Spring Bud-break & Initial growth N & P
Early Season Flowering, Foliage growth, N, P, Zn, B & Other Micros
Pollination, Fruit set
Mid Season Fruit & Foliage growth Ca, K, Mg & P
Late Season Sizing & Maturation Ca & P
Postharvest Nutrient Storage N, B & Zn
“The most humble research scientist in the Department of Agriculture is at this time contributing more to this country than the most useful member of Congress. “ — Fiorello La Guardia
I don’t know of a subject that draws more debate or varied opinions than that of calcium sprays. “It’s a must in my program!” “That calcium you sold me didn’t do a thing!” So what do the experts say? I read back through my collection of literature on calcium.
It functions in plant cell elongation and division, structure and permeability of cell membranes, nitrogen metabolism, and carbohydrate translocation. Considered a secondary or micro-nutrient even though the concentration of calcium in the plant is as great as nitrogen or potassium. Since calcium is part of the cell wall and acts as the cement that binds the cell walls together it is one of the most significant factors of firmness and storage life of fruit.
Water, containing elements and organic compounds, moves through the xylem up the tree. Stomates, which are small openings on the undersides of leaves, allow gases to move in and out of the leaf. Water evaporates from the stomatal openings in the process of transpiration, causing sap to be pulled through the xylem and into the leaf. This transpiration pull is responsible for the movement of water, containing nutrients, into the leaf and fruit.
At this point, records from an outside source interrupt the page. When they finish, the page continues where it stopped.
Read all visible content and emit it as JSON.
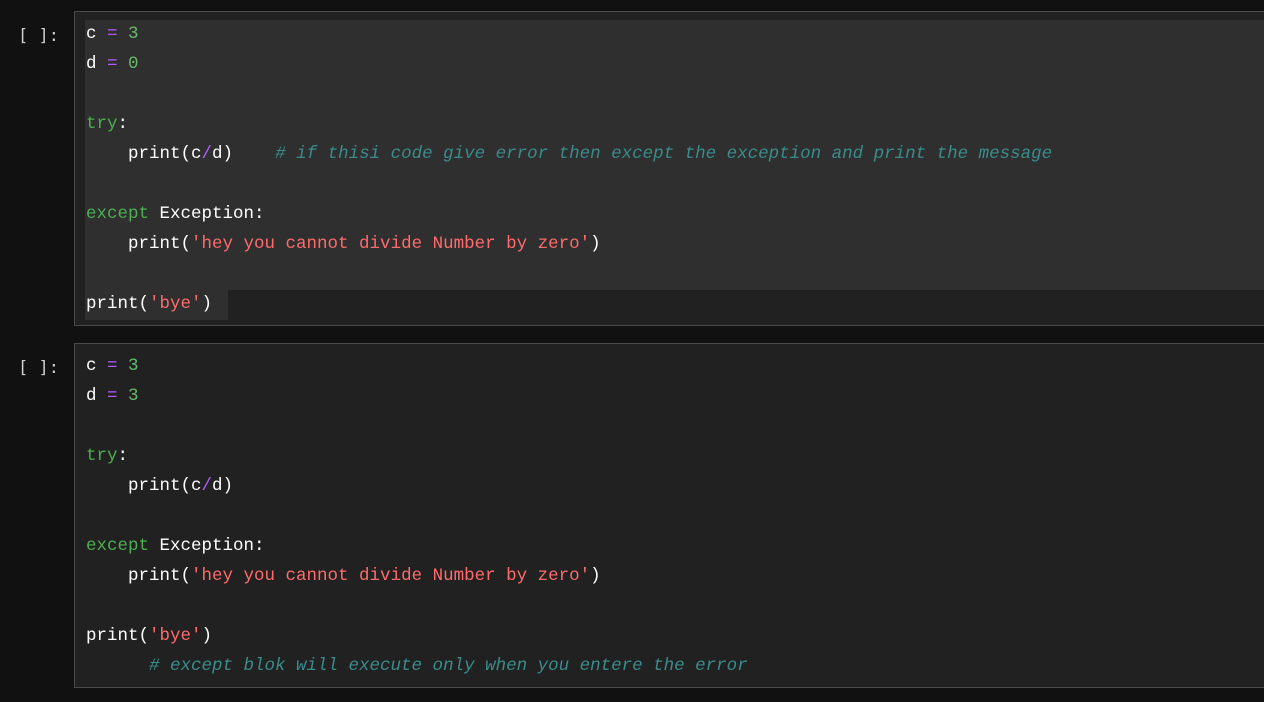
{
  "cells": [
    {
      "prompt": "[ ]:",
      "lines": [
        [
          {
            "t": "c ",
            "c": "nm"
          },
          {
            "t": "=",
            "c": "op"
          },
          {
            "t": " ",
            "c": "nm"
          },
          {
            "t": "3",
            "c": "num"
          }
        ],
        [
          {
            "t": "d ",
            "c": "nm"
          },
          {
            "t": "=",
            "c": "op"
          },
          {
            "t": " ",
            "c": "nm"
          },
          {
            "t": "0",
            "c": "num"
          }
        ],
        [],
        [
          {
            "t": "try",
            "c": "kw"
          },
          {
            "t": ":",
            "c": "nm"
          }
        ],
        [
          {
            "t": "    print(c",
            "c": "nm"
          },
          {
            "t": "/",
            "c": "op"
          },
          {
            "t": "d)    ",
            "c": "nm"
          },
          {
            "t": "# if thisi code give error then except the exception and print the message",
            "c": "cm"
          }
        ],
        [],
        [
          {
            "t": "except",
            "c": "kw"
          },
          {
            "t": " Exception:",
            "c": "nm"
          }
        ],
        [
          {
            "t": "    print(",
            "c": "nm"
          },
          {
            "t": "'hey you cannot divide Number by zero'",
            "c": "str"
          },
          {
            "t": ")",
            "c": "nm"
          }
        ],
        [],
        [
          {
            "t": "print(",
            "c": "nm"
          },
          {
            "t": "'bye'",
            "c": "str"
          },
          {
            "t": ")",
            "c": "nm"
          }
        ]
      ]
    },
    {
      "prompt": "[ ]:",
      "lines": [
        [
          {
            "t": "c ",
            "c": "nm"
          },
          {
            "t": "=",
            "c": "op"
          },
          {
            "t": " ",
            "c": "nm"
          },
          {
            "t": "3",
            "c": "num"
          }
        ],
        [
          {
            "t": "d ",
            "c": "nm"
          },
          {
            "t": "=",
            "c": "op"
          },
          {
            "t": " ",
            "c": "nm"
          },
          {
            "t": "3",
            "c": "num"
          }
        ],
        [],
        [
          {
            "t": "try",
            "c": "kw"
          },
          {
            "t": ":",
            "c": "nm"
          }
        ],
        [
          {
            "t": "    print(c",
            "c": "nm"
          },
          {
            "t": "/",
            "c": "op"
          },
          {
            "t": "d)",
            "c": "nm"
          }
        ],
        [],
        [
          {
            "t": "except",
            "c": "kw"
          },
          {
            "t": " Exception:",
            "c": "nm"
          }
        ],
        [
          {
            "t": "    print(",
            "c": "nm"
          },
          {
            "t": "'hey you cannot divide Number by zero'",
            "c": "str"
          },
          {
            "t": ")",
            "c": "nm"
          }
        ],
        [],
        [
          {
            "t": "print(",
            "c": "nm"
          },
          {
            "t": "'bye'",
            "c": "str"
          },
          {
            "t": ")",
            "c": "nm"
          }
        ],
        [
          {
            "t": "      ",
            "c": "nm"
          },
          {
            "t": "# except blok will execute only when you entere the error",
            "c": "cm"
          }
        ]
      ]
    }
  ]
}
Calcium moves very slowly in the tree and it may take more than a year for calcium to move from the roots to the leaves. Leaves transpire far more water than do fruit (stomates vs lenticels). Anything that reduces transpiration, such as high humidity, very low light levels, or drought stress, slows the movement of calcium up the tree. Because most transpiration occurs in the leaves, calcium moves preferentially into shoots and leaves, rather than into the fruit.
The cell division period is critical for Ca levels in the fruit. Early in the season prior to rapid shoot extension the fruitlet can accumulate Ca on an equal basis with other demands in the tree. Once the tree gets cranked up the Ca gets sucked right by the fruit. As fruit enlarges there’s no additional internal Ca supply! The concentration of Ca in the fruit declines for the remainder of the season.
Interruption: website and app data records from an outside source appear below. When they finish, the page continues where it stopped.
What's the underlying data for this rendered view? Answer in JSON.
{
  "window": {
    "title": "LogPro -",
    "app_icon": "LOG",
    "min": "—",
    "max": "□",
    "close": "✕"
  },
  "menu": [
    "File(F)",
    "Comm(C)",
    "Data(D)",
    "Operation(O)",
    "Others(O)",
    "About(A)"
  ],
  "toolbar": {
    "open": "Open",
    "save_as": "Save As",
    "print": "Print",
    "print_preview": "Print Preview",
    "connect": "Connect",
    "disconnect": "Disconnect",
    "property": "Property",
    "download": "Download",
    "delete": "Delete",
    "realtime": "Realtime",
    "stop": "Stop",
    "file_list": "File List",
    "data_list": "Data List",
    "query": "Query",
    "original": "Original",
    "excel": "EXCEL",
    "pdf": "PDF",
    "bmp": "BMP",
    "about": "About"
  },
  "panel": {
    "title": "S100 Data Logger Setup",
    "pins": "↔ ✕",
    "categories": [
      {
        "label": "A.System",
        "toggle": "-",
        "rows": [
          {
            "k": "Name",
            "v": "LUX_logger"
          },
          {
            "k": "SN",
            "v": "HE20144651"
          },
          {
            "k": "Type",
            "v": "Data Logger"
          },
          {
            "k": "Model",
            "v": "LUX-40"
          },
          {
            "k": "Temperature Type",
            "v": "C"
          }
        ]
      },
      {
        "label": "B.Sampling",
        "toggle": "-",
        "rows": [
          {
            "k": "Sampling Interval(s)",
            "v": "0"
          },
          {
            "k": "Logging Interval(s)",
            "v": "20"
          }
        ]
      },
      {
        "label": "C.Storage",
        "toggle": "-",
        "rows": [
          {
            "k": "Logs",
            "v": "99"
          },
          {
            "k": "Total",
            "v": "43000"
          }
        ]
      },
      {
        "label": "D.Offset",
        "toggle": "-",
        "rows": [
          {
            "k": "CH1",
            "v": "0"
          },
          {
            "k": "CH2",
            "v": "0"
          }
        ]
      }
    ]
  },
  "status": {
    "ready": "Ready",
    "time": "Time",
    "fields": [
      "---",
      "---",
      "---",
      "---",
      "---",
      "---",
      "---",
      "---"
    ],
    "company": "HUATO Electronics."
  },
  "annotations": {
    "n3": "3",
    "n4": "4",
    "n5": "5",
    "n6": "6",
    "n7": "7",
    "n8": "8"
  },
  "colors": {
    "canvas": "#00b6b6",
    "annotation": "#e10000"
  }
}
There are several reasons that calcium deficiency symptoms show up in fruit:
· Quite often excess nitrogen is the cause. In an attempt to boost yields the first solution always seems to be ….. more N! A big shot of N causes the plant to grow faster than calcium can be moved within the plant. Nitrogen is translocated through the plant approximately 20 times faster than calcium. The increase in growth magnifies the problem.
· As a rule, the larger the fruit the less the Ca concentration.
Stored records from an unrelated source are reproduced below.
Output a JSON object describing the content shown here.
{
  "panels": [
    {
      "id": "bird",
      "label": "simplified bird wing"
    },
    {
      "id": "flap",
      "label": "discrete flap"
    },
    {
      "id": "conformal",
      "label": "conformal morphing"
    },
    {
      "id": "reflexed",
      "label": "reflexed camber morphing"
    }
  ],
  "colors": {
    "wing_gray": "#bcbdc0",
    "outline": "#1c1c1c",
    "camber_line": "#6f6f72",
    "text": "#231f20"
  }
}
· Excessive soil applications of K or Mg compete with Ca uptake, reducing it.
· Lack of adequate soil moisture, especially during the 1st half of the season when growing roots take up Ca.
So what’s the solution? Pay attention to your overall program. Don’t get too aggressive with vigor, don’t let the orchard suffer for water and keep your nutritional program within bounds. If you do decide to supplement with Ca, keep in mind the early window during bloom and immediately post bloom before rapid shoot extension starts. Later in the season, applications of Ca must contact the fruit to be effective. Give me a call to discuss the different formulations of calcium available.
Codling moth flight (biofix) generally begins in apples during bloom or shortly after, so traps should be in place by bloom. If mating disruption is used for codling moth management, dispensers should also be in place before bloom.
Those who did not add an insecticide for Peach Twig Borer with their dormant oil spray should consider an end of bloom/shuck split spray targeting this pest! The full bloom – shuck split timing is a great opportunity to deal with peach twig borer, thrips, aphids, mildew, coryneum blight and nutrition.
“Some of us grew up playing with tractors, the lucky ones still do”
As always, please give us a call with any questions!